Maybe history? Because this is a book about history. I will acknowledge that in some fantasy novels historical exposition can be a bad sign. The Winged Histories isn’t that kind of book. The problems with fantasy history come up when novels infodump a load of ancient creation myths explaining where the generic Evil Forces came from and what Mighty Plot Coupon the hero needs to make them go away. The Winged Histories is about history, and brief passages from Olondria’s official history actually appear in the novel, but it’s the kind of history people feel things about. The Winged Histories is about history that affects its characters’ lives and material realities. It matters to Tavis and Siski that Kestenya, their home, is part of Olondria, and that once it wasn’t. It makes a difference in their lives that their family has ties to Olondria’s rulers–their cousin Dasya is an heir to the throne–that, correctly exploited, could make their family important again.

Tavis is not, at first, concerned with history.
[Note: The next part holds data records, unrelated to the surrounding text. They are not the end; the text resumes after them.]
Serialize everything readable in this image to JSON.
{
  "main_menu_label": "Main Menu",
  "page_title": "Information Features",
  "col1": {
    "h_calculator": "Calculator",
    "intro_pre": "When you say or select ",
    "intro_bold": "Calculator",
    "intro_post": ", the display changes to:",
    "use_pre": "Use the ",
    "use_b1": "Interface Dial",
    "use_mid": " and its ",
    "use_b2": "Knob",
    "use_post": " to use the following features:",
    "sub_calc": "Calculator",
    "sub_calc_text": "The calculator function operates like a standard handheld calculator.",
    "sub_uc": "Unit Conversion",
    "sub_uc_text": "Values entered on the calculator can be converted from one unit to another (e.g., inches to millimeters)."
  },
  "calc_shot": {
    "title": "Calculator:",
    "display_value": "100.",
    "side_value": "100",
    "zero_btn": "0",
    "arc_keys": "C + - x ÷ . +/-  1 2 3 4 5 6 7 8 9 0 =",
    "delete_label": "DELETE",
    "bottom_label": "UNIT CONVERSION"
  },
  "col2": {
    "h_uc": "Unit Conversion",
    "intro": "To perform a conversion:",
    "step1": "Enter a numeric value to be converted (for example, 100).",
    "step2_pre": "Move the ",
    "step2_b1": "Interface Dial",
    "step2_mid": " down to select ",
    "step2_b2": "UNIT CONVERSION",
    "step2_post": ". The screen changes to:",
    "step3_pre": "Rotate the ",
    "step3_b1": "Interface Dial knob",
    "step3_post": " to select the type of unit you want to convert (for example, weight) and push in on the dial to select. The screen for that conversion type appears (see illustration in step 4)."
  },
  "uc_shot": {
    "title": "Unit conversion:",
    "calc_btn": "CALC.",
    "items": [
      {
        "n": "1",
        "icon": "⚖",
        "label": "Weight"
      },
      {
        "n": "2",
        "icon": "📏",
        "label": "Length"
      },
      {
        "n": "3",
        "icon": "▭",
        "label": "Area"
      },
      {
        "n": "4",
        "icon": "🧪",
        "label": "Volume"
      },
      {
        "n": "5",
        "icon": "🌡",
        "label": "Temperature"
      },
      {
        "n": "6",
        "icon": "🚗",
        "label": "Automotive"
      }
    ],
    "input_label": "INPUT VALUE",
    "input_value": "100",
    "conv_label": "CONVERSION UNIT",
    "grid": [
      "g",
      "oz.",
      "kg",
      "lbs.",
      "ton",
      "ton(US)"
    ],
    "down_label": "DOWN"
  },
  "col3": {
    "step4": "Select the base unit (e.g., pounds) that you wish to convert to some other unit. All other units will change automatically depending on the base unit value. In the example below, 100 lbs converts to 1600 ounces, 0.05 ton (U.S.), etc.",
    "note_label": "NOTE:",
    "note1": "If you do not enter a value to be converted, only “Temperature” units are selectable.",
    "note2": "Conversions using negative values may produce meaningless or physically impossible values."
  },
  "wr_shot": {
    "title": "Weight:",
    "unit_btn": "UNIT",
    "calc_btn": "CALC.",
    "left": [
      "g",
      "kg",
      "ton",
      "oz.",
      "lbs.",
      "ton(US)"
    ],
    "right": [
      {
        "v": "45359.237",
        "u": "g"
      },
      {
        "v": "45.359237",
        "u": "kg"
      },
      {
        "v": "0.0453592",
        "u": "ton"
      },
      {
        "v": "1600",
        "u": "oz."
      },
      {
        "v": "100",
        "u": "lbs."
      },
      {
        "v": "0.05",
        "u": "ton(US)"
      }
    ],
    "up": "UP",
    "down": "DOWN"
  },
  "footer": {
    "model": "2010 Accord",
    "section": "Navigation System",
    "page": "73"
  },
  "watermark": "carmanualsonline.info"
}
She joins the army just because she wants to be a soldier. We get her limited view of the border skirmishes that keep the army busy on the edge of Kestenya. Who is she fighting, and why? She’s not totally sure. She starts to think maybe it’s not good that she’s not sure. Maybe, if she’s going to risk her life, she should risk it for Kestenya. The history of Olondria is placed between the narrators’ sections, so we don’t get exposition until we’ve gotten to know Tavis, and she’s started caring about history, and so by that point we care about Olondria’s history, too.

The historical sections are titled “From Our Common History.” There’s an understanding here–often elided in fantasy–that history is told from a certain point of view, that histories choose certain facts to present, leaving others out. Even objective, honest histories–there’s a lot of information out there, too much for any one history to hold. That’s why there’s always room for new histories of events we’ve studied for centuries: there’s always more to tell.

Tavis, Seren, and Siski are family. Tialon seems the odd one out in this novel; she doesn’t personally know any of them, though she meets Dasya and she also has a connection to A Stranger in Olondria, having appeared in that book. Tialon has spent her life in a tower with her father, the Priest of the Stone. The Stone is literally a big rock, covered in criss-crossing carvings, that serves as his holy book. Tialon is an insider and an outsider: she’s watching a family she has no connection to from a center of power she’s never had the chance to leave.

The Stone, it turns out, has a lot more writing on it than the Priest wanted translated. A lot of people wrote a lot of different lines on this rock. Some of it sounds religious, some more mundane. The Priest calls the extra lines “Orphans” after a line he found on the Stone cursing “these orphans darkening my path.” He’s decided they’re just graffiti some punks scraped into his holy artifact although, as one scholar points out, some of the mundane lines might sound profound when taken metaphorically. The thing is, it’s entirely up to the Priest which lines are the voice of his god and which are Orphans. The Stone is a grab bag from which the Priest picked the lines that told the story he wanted to tell. Yet in his mind he isn’t that story’s author: it came from the Stone.

But by picking out the lines he wants and suppressing the others, he’s not getting the complete story. The texts on the stone are woven into and written through each other, all part of the same artifact. Tialon realizes that people, too, are “written into each other.” She doesn’t know Tavis, Siski, or Seren, but their choices affect her life, and, whether they ever realize it or not, choices Tialon makes affect theirs. Lives coexist and cross over; people are context for each other. Even people who don’t know or think anything about each other (that “orphans” line was, after all, probably referring to actual orphans).

Historical infodumps tend not to work in generic epic fantasy, but that isn’t because fantasy history is an inherently bad idea–it’s that less accomplished fantasies don’t understand history as The Winged Histories does. History isn’t important because it’s full of mysteriously accurate prophecies, or because it contains instructions for defeating the Sauron of the Month. It’s important because it’s the context for people’s lives.